Although Andrews attempted to cope with rising costs and decreased aid, he fired off an angry letter to the County Council last month. In it, he blasted the council for holding schools to a 5.9 percent budget increase while permitting the county government a 12.5 percent increase. b
Andrews criticized the council for its "erroneous assumption" that school costs drop at the same rate as enrollment. "I believe the method used to set this budget target of 5.9 percent is unrealistic and discriminatory, and. . . it will be impossible to meet," he wrote.
Council President Scott Fosler has not responded to Andrews' letter yet, but said in an interview, "It's a difficult position for the council to be in. On one hand, we're trying to provide good education. On the other hand, we're concerned with costs and taxes."
The unusually swift vote that left his budget virtually intact were a victory for Andrews, who recently accepted a four-year appointment as superintendent after months of refusing the demanding post.
Andrews successfully persuaded a majority of the board members to defeat a measure proposed by Marian Greenblatt to cut at least one of the school system's five administrative offices. That cut would have saved anywhere from $250,000 to million dollars, it supporters claim.
Andrews also pushed through a cost-saving measure that drops a seventh classroom period in 12 of the county's high schools. The seventh period was intended to provide a broader range of subjects for students in the smaller schools, which will now have six class periods as do the other nine high schools in the county.

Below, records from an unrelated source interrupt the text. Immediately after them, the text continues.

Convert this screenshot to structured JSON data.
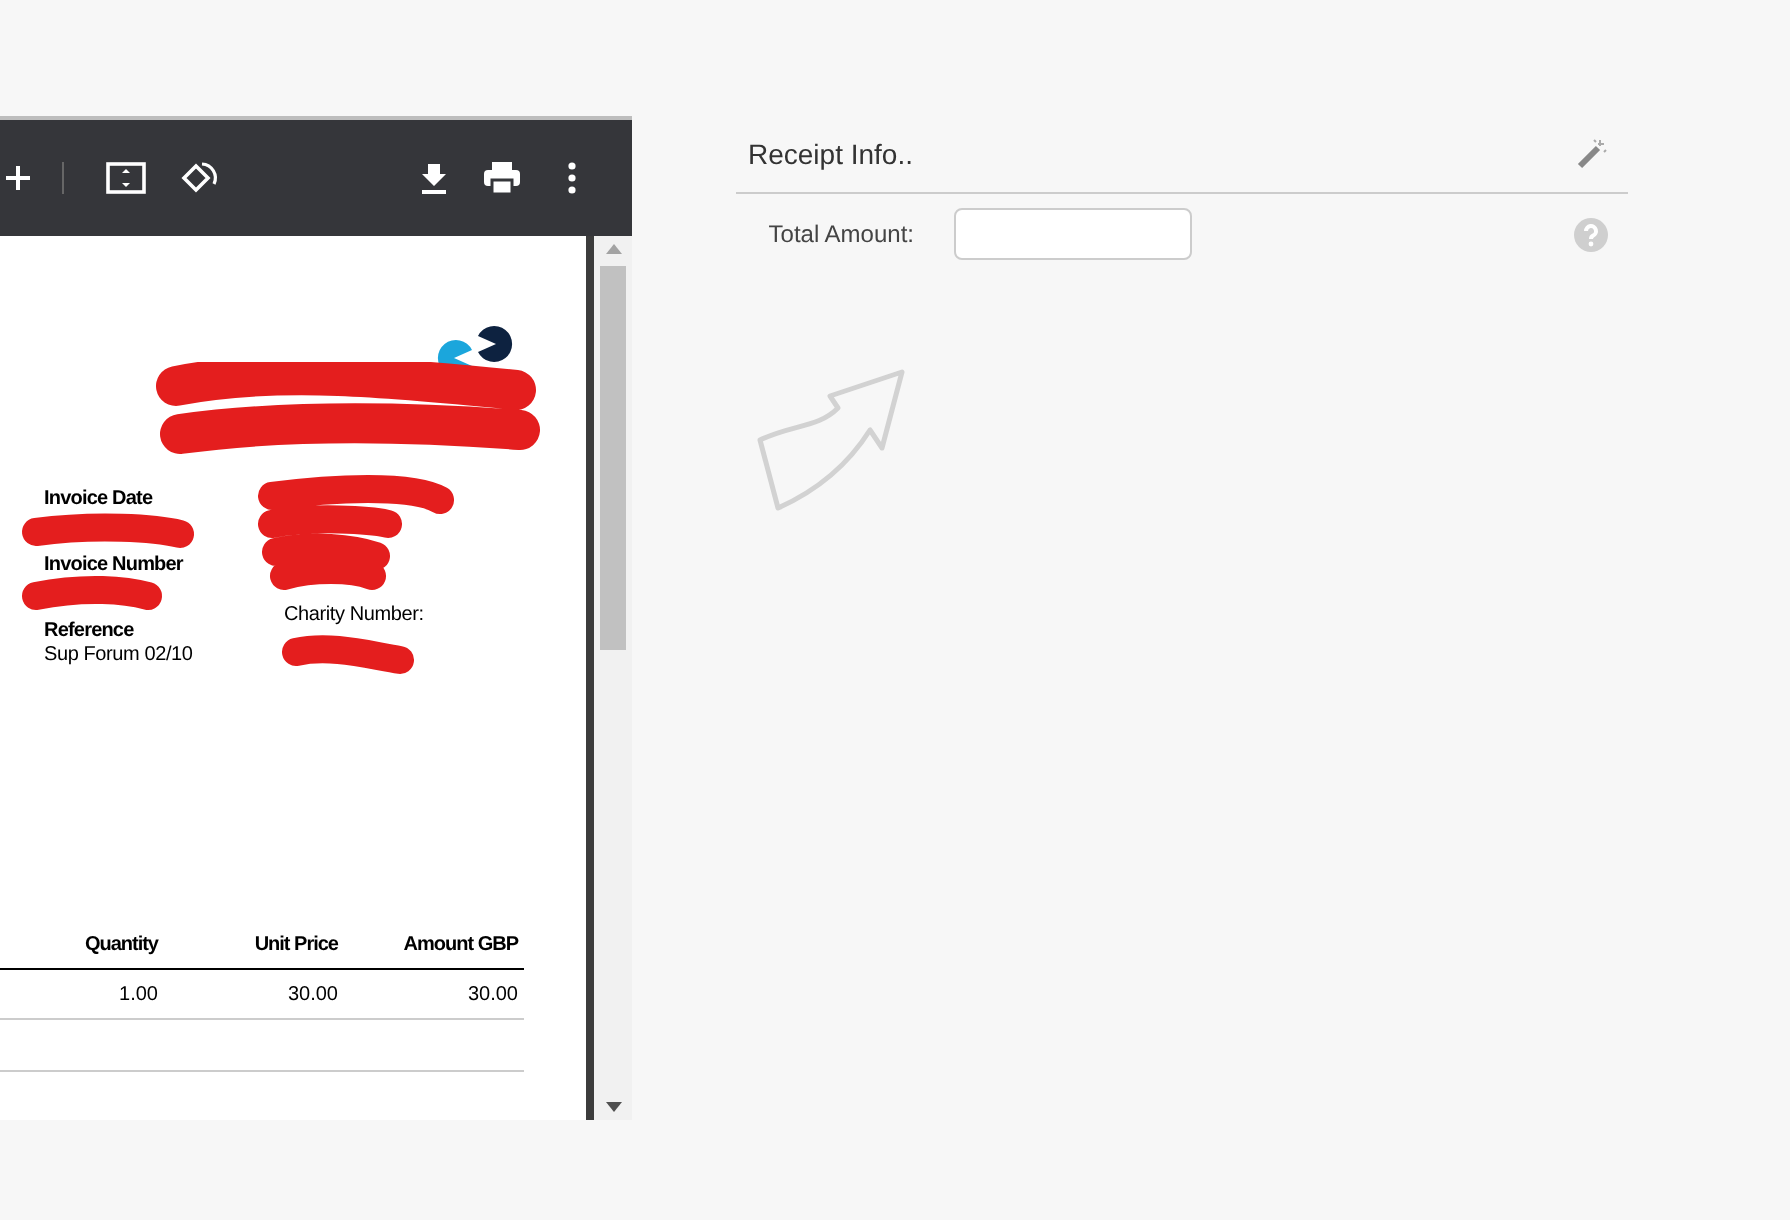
{
  "pdf_document": {
    "info_left": [
      {
        "label": "Invoice Date"
      },
      {
        "label": "Invoice Number"
      },
      {
        "label": "Reference",
        "value": "Sup Forum 02/10"
      }
    ],
    "info_right": [
      {
        "label": "Charity Number:"
      }
    ],
    "table": {
      "columns": [
        "Quantity",
        "Unit Price",
        "Amount GBP"
      ],
      "rows": [
        [
          "1.00",
          "30.00",
          "30.00"
        ]
      ]
    }
  },
  "receipt_panel": {
    "title": "Receipt Info..",
    "fields": [
      {
        "label": "Total Amount:"
      }
    ]
  }
}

Board liberal Blair Ewing and conservative Joseph Barse both opposed that measure.
The $750,000 Andrews saved there, however, is offset by $690,000 in additions to programs like bilingual and drug abuse education.
"There's a honeymoon flavor to all this," said Barse, who was the only board member to vote against Andrews' budget. "They're still under the Ed Andrews magic."
Barse conceded there was little to cut in Andrews' budget but he said, "The total is still too high." CAPTION: Chart, shows daily costs per pupil for the 1979-80 school year. Montgomery's tentative budget for 1980-81 projects an overall $31 million increase in school costs. The Washington Post